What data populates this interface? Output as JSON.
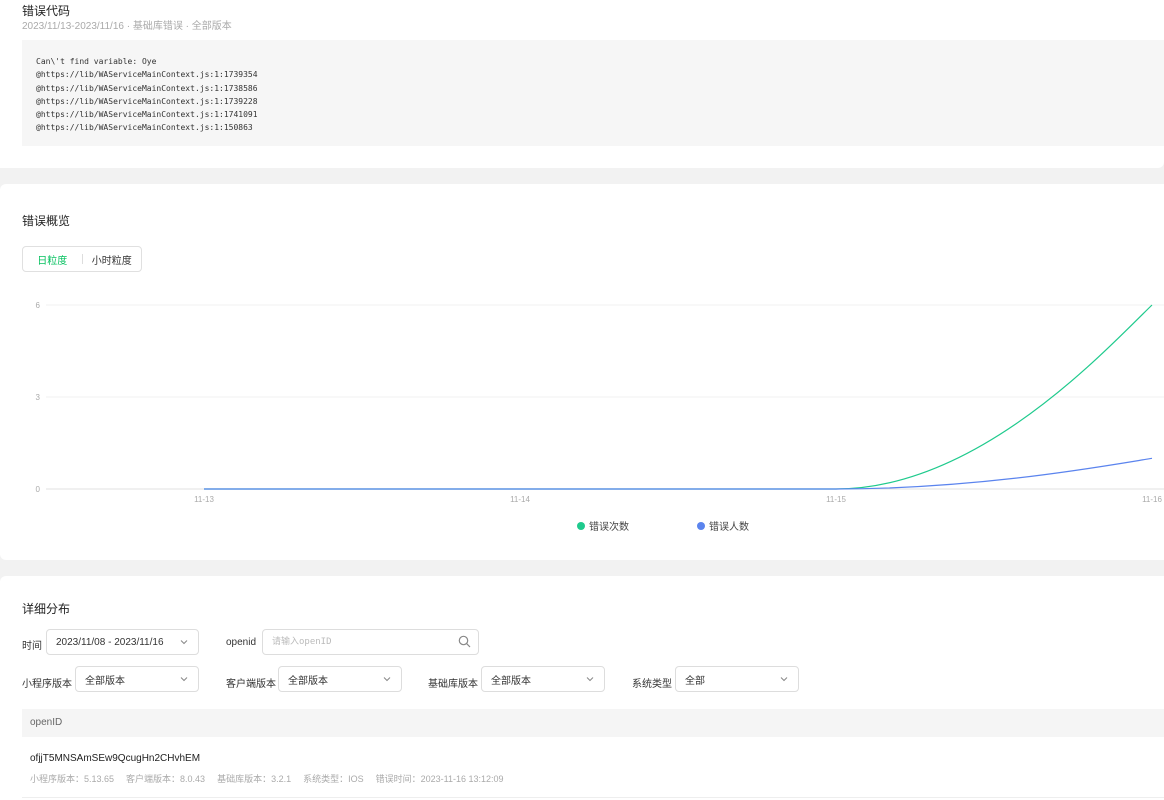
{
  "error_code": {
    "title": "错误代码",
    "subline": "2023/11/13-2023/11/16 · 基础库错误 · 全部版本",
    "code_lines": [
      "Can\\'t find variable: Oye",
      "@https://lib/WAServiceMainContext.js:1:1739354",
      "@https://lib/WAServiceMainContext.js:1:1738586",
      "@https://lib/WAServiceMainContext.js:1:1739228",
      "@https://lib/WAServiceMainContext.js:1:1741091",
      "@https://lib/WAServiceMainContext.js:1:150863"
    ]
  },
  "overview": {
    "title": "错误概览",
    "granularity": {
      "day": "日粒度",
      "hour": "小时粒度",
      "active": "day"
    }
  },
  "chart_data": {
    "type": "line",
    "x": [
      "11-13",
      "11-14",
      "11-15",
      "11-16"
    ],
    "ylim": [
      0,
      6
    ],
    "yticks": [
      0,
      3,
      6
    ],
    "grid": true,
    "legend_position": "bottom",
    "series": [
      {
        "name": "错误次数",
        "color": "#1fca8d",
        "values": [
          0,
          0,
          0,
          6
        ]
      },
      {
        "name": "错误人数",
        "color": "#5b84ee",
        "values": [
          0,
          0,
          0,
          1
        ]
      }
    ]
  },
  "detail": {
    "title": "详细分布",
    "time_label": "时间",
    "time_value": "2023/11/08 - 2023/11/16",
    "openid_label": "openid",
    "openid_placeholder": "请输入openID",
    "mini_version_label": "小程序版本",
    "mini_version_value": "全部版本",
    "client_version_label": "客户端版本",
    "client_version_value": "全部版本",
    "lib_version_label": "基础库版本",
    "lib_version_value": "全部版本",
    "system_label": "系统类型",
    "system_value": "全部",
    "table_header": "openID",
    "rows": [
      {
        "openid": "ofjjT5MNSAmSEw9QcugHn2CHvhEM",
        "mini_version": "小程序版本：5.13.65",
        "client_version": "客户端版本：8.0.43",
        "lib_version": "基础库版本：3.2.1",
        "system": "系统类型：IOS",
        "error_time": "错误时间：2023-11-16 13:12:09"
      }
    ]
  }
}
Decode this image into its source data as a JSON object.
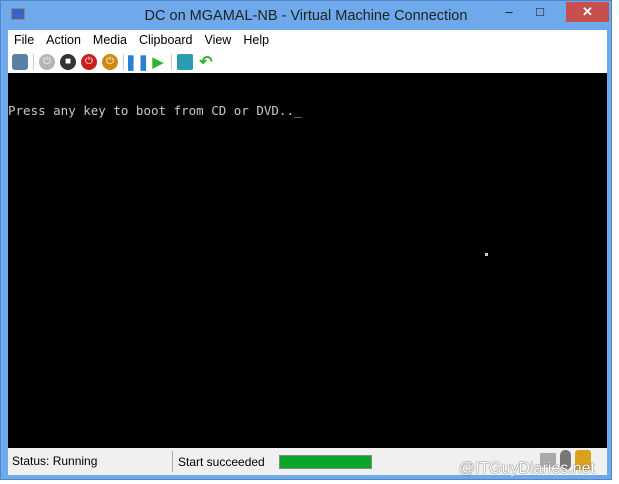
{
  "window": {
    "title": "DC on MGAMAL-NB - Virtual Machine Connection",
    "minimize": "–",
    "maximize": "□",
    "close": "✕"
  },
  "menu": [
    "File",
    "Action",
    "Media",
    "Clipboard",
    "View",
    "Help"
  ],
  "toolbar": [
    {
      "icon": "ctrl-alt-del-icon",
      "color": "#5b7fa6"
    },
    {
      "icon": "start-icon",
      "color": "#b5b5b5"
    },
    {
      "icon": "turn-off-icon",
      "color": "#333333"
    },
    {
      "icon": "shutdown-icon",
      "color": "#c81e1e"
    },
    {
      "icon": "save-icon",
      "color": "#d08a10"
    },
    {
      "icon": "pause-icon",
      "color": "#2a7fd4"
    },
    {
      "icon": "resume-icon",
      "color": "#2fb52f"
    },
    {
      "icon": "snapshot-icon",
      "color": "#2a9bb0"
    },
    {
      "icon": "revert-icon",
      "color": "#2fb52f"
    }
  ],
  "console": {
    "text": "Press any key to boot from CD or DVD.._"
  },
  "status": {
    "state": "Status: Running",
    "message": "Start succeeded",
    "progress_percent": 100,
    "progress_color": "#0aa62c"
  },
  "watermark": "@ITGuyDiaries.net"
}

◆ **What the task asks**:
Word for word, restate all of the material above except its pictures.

◆ **Output of the task**:
What data populates this interface? Output as JSON.
{
  "error_code": {
    "title": "错误代码",
    "subline": "2023/11/13-2023/11/16 · 基础库错误 · 全部版本",
    "code_lines": [
      "Can\\'t find variable: Oye",
      "@https://lib/WAServiceMainContext.js:1:1739354",
      "@https://lib/WAServiceMainContext.js:1:1738586",
      "@https://lib/WAServiceMainContext.js:1:1739228",
      "@https://lib/WAServiceMainContext.js:1:1741091",
      "@https://lib/WAServiceMainContext.js:1:150863"
    ]
  },
  "overview": {
    "title": "错误概览",
    "granularity": {
      "day": "日粒度",
      "hour": "小时粒度",
      "active": "day"
    }
  },
  "chart_data": {
    "type": "line",
    "x": [
      "11-13",
      "11-14",
      "11-15",
      "11-16"
    ],
    "ylim": [
      0,
      6
    ],
    "yticks": [
      0,
      3,
      6
    ],
    "grid": true,
    "legend_position": "bottom",
    "series": [
      {
        "name": "错误次数",
        "color": "#1fca8d",
        "values": [
          0,
          0,
          0,
          6
        ]
      },
      {
        "name": "错误人数",
        "color": "#5b84ee",
        "values": [
          0,
          0,
          0,
          1
        ]
      }
    ]
  },
  "detail": {
    "title": "详细分布",
    "time_label": "时间",
    "time_value": "2023/11/08 - 2023/11/16",
    "openid_label": "openid",
    "openid_placeholder": "请输入openID",
    "mini_version_label": "小程序版本",
    "mini_version_value": "全部版本",
    "client_version_label": "客户端版本",
    "client_version_value": "全部版本",
    "lib_version_label": "基础库版本",
    "lib_version_value": "全部版本",
    "system_label": "系统类型",
    "system_value": "全部",
    "table_header": "openID",
    "rows": [
      {
        "openid": "ofjjT5MNSAmSEw9QcugHn2CHvhEM",
        "mini_version": "小程序版本：5.13.65",
        "client_version": "客户端版本：8.0.43",
        "lib_version": "基础库版本：3.2.1",
        "system": "系统类型：IOS",
        "error_time": "错误时间：2023-11-16 13:12:09"
      }
    ]
  }
}
Decode this image into its source data as a JSON object.
{
  "window": {
    "title": "DC on MGAMAL-NB - Virtual Machine Connection",
    "minimize": "–",
    "maximize": "□",
    "close": "✕"
  },
  "menu": [
    "File",
    "Action",
    "Media",
    "Clipboard",
    "View",
    "Help"
  ],
  "toolbar": [
    {
      "icon": "ctrl-alt-del-icon",
      "color": "#5b7fa6"
    },
    {
      "icon": "start-icon",
      "color": "#b5b5b5"
    },
    {
      "icon": "turn-off-icon",
      "color": "#333333"
    },
    {
      "icon": "shutdown-icon",
      "color": "#c81e1e"
    },
    {
      "icon": "save-icon",
      "color": "#d08a10"
    },
    {
      "icon": "pause-icon",
      "color": "#2a7fd4"
    },
    {
      "icon": "resume-icon",
      "color": "#2fb52f"
    },
    {
      "icon": "snapshot-icon",
      "color": "#2a9bb0"
    },
    {
      "icon": "revert-icon",
      "color": "#2fb52f"
    }
  ],
  "console": {
    "text": "Press any key to boot from CD or DVD.._"
  },
  "status": {
    "state": "Status: Running",
    "message": "Start succeeded",
    "progress_percent": 100,
    "progress_color": "#0aa62c"
  },
  "watermark": "@ITGuyDiaries.net"
}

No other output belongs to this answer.